§ TASK BRIEF: With pictures left out, set down every record word for word.

§ DATA IN THIS EXERCISE:
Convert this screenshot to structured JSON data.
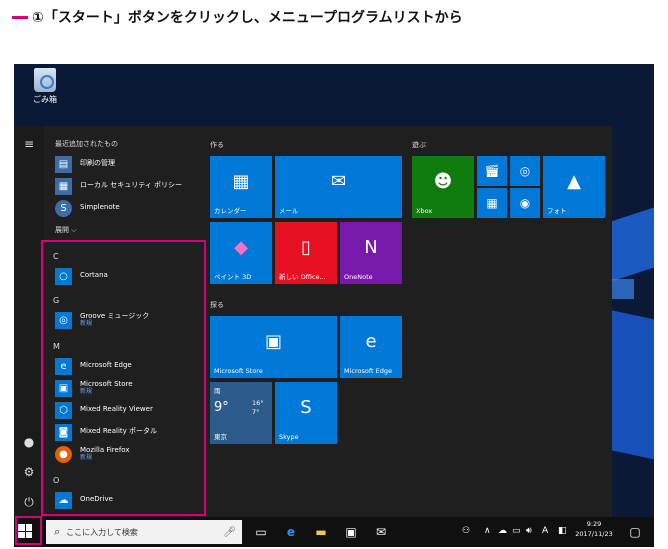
{
  "caption": "①「スタート」ボタンをクリックし、メニュープログラムリストから",
  "desktop": {
    "recycle_bin_label": "ごみ箱"
  },
  "list": {
    "recent_header": "最近追加されたもの",
    "recent": [
      {
        "label": "印刷の管理",
        "icon": "printer-icon"
      },
      {
        "label": "ローカル セキュリティ ポリシー",
        "icon": "security-policy-icon"
      },
      {
        "label": "Simplenote",
        "icon": "simplenote-icon"
      }
    ],
    "expand_label": "展開 ⌵",
    "letters": {
      "c": "C",
      "g": "G",
      "m": "M",
      "o": "O"
    },
    "apps": [
      {
        "label": "Cortana",
        "sub": "",
        "icon": "cortana-icon",
        "color": "#0078d7"
      },
      {
        "label": "Groove ミュージック",
        "sub": "新規",
        "icon": "groove-music-icon",
        "color": "#0078d7"
      },
      {
        "label": "Microsoft Edge",
        "sub": "",
        "icon": "edge-icon",
        "color": "#0078d7"
      },
      {
        "label": "Microsoft Store",
        "sub": "新規",
        "icon": "store-icon",
        "color": "#0078d7"
      },
      {
        "label": "Mixed Reality Viewer",
        "sub": "",
        "icon": "mixed-reality-viewer-icon",
        "color": "#0078d7"
      },
      {
        "label": "Mixed Reality ポータル",
        "sub": "",
        "icon": "mixed-reality-portal-icon",
        "color": "#0078d7"
      },
      {
        "label": "Mozilla Firefox",
        "sub": "新規",
        "icon": "firefox-icon",
        "color": "#e66000"
      },
      {
        "label": "OneDrive",
        "sub": "",
        "icon": "onedrive-icon",
        "color": "#0078d7"
      }
    ]
  },
  "groups": {
    "create": "作る",
    "play": "遊ぶ",
    "explore": "探る"
  },
  "tiles": {
    "calendar": "カレンダー",
    "mail": "メール",
    "xbox": "Xbox",
    "photos": "フォト",
    "paint3d": "ペイント 3D",
    "office": "新しい Office...",
    "onenote": "OneNote",
    "store": "Microsoft Store",
    "edge": "Microsoft Edge",
    "weather_title": "雨",
    "weather_temp": "9°",
    "weather_high": "16°",
    "weather_low": "7°",
    "weather_city": "東京",
    "skype": "Skype"
  },
  "colors": {
    "accent": "#0078d7",
    "office": "#e81123",
    "onenote": "#7719aa",
    "xbox": "#107c10",
    "highlight": "#d6007a"
  },
  "taskbar": {
    "search_placeholder": "ここに入力して検索",
    "time": "9:29",
    "date": "2017/11/23"
  }
}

§ RESPONSE BELOW:
Convert this screenshot to structured JSON data.
{
  "caption": "①「スタート」ボタンをクリックし、メニュープログラムリストから",
  "desktop": {
    "recycle_bin_label": "ごみ箱"
  },
  "list": {
    "recent_header": "最近追加されたもの",
    "recent": [
      {
        "label": "印刷の管理",
        "icon": "printer-icon"
      },
      {
        "label": "ローカル セキュリティ ポリシー",
        "icon": "security-policy-icon"
      },
      {
        "label": "Simplenote",
        "icon": "simplenote-icon"
      }
    ],
    "expand_label": "展開 ⌵",
    "letters": {
      "c": "C",
      "g": "G",
      "m": "M",
      "o": "O"
    },
    "apps": [
      {
        "label": "Cortana",
        "sub": "",
        "icon": "cortana-icon",
        "color": "#0078d7"
      },
      {
        "label": "Groove ミュージック",
        "sub": "新規",
        "icon": "groove-music-icon",
        "color": "#0078d7"
      },
      {
        "label": "Microsoft Edge",
        "sub": "",
        "icon": "edge-icon",
        "color": "#0078d7"
      },
      {
        "label": "Microsoft Store",
        "sub": "新規",
        "icon": "store-icon",
        "color": "#0078d7"
      },
      {
        "label": "Mixed Reality Viewer",
        "sub": "",
        "icon": "mixed-reality-viewer-icon",
        "color": "#0078d7"
      },
      {
        "label": "Mixed Reality ポータル",
        "sub": "",
        "icon": "mixed-reality-portal-icon",
        "color": "#0078d7"
      },
      {
        "label": "Mozilla Firefox",
        "sub": "新規",
        "icon": "firefox-icon",
        "color": "#e66000"
      },
      {
        "label": "OneDrive",
        "sub": "",
        "icon": "onedrive-icon",
        "color": "#0078d7"
      }
    ]
  },
  "groups": {
    "create": "作る",
    "play": "遊ぶ",
    "explore": "探る"
  },
  "tiles": {
    "calendar": "カレンダー",
    "mail": "メール",
    "xbox": "Xbox",
    "photos": "フォト",
    "paint3d": "ペイント 3D",
    "office": "新しい Office...",
    "onenote": "OneNote",
    "store": "Microsoft Store",
    "edge": "Microsoft Edge",
    "weather_title": "雨",
    "weather_temp": "9°",
    "weather_high": "16°",
    "weather_low": "7°",
    "weather_city": "東京",
    "skype": "Skype"
  },
  "colors": {
    "accent": "#0078d7",
    "office": "#e81123",
    "onenote": "#7719aa",
    "xbox": "#107c10",
    "highlight": "#d6007a"
  },
  "taskbar": {
    "search_placeholder": "ここに入力して検索",
    "time": "9:29",
    "date": "2017/11/23"
  }
}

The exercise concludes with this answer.